Lack of sleep and brain damage

I stumbled across this article the other day; apparently, prolonged lack of sleep and insomnia can cause the death of brain cells… The “apparent good” news is that scientists think they can probably create a drug to help protect brain cells. Rather than, I hasten to add, help people to sleep better in the first place…..oh well, I guess that is my job!

Is this really the route we’re going down now? Rather than try and work holistically to resolve sleep problems, we’re just going to say, “oh well, we’ll make a drug to fix it.”

I suppose for shift workers, the idea of a drug to protect their brains against the damage caused by that sort of pattern would be a good thing… but for the rest of us why don’t we all just work on getting better sleep instead?

Society in general seems to be heading in this worrying direction whereby we will happily pop a pill to solve a problem, rather than do something constructive to avoid the problem occurring in the first place. We all seem so keen to just find a quick fix, even if it will only solve the problem for there and then and not for tomorrow, next week, next month, next year.

We’ve known for a long time that shift work and working nights was bad for people; the sun sets for a reason, and we are all better off when we aim to stick to natural rhythms of night and day. People who work nights long term confuse their natural circadian clock, potentially causing sleep disorders (surprise!), digestive problems, obesity and heart disease.

There are natural things you can do to help with sleep issues, though. Even if you’re a shift worker and have to be up all night and sleep all day, there are a lot of things you can do to try and restore that balance. Certain yoga postures before bed can help to relax you, and sun salutations when you get up can help to wake you up. If you’ve had a restless sleep, there are things you can do to try and recover, ready for your day. There are also simple things you can do before you go to bed, to try and ensure a restful night. Things like avoiding caffeine and sugar before bed, and switching off the TV (or laptop) a good few hours before bed really do make a difference.

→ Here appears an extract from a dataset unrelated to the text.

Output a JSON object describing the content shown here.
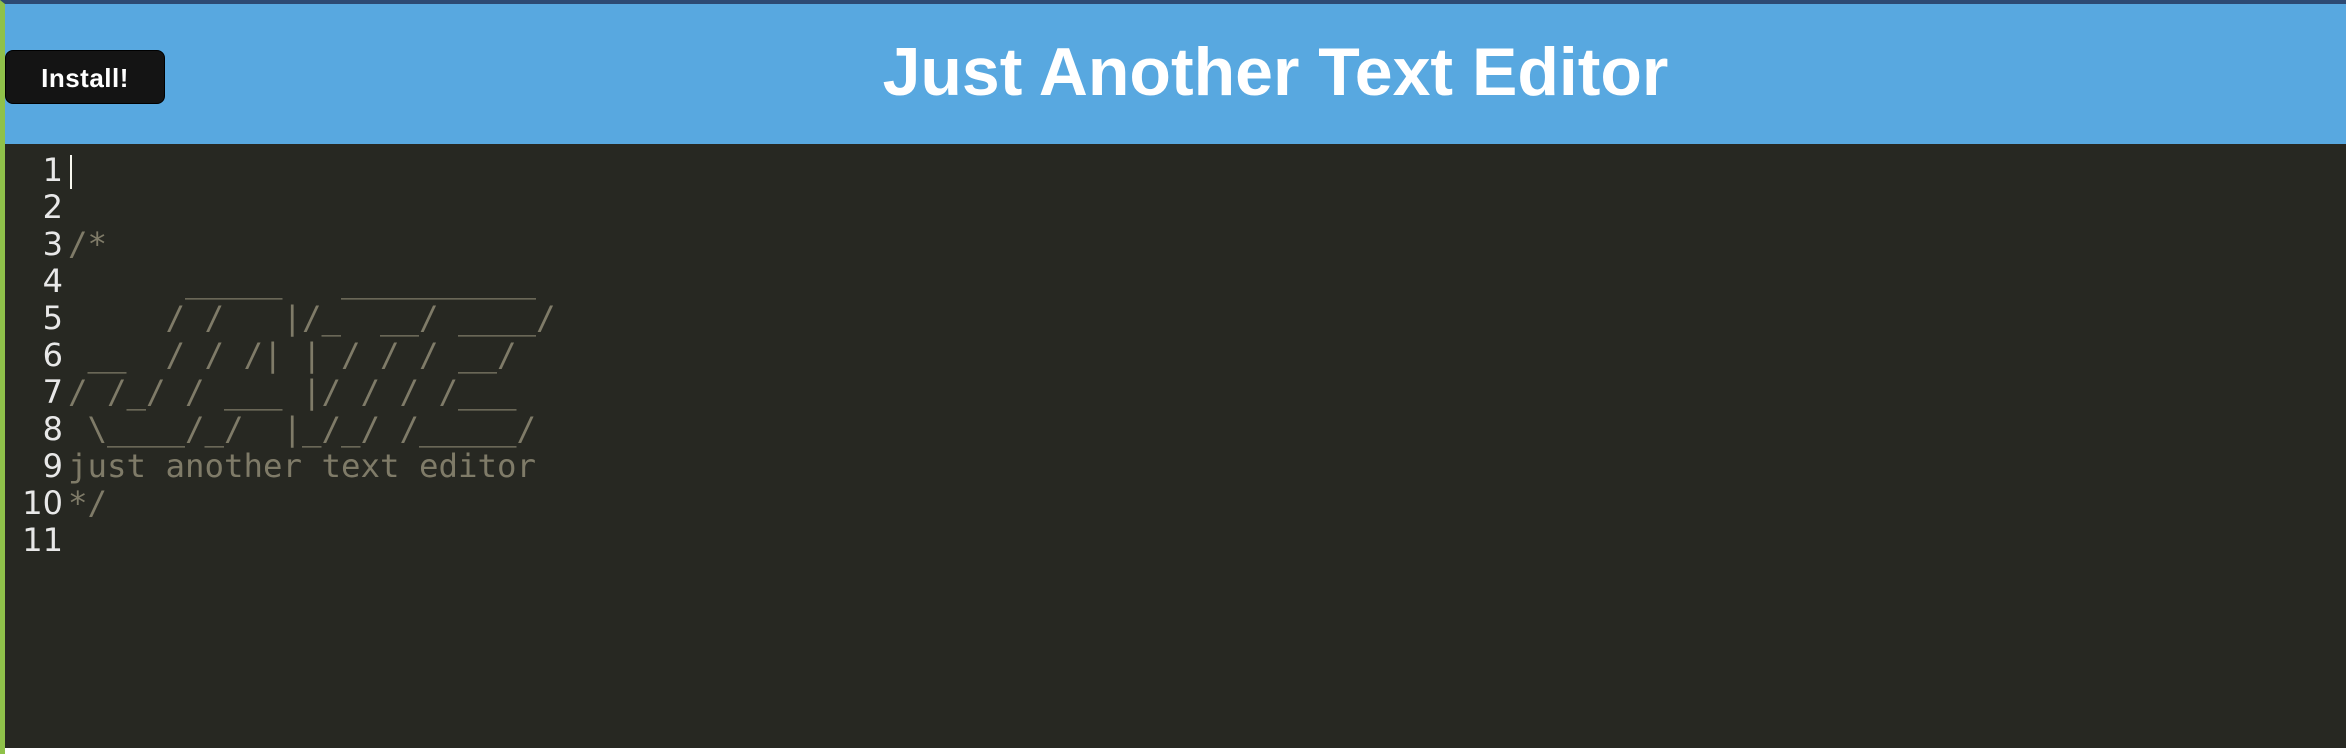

I am a firm believer in exhausting all natural, holistic avenues before reaching for chemicals to resolve a problem. I know what it’s like to be sleep deprived and fed up, but I really believe that you can make simple changes to your lifestyle to resolve an issue.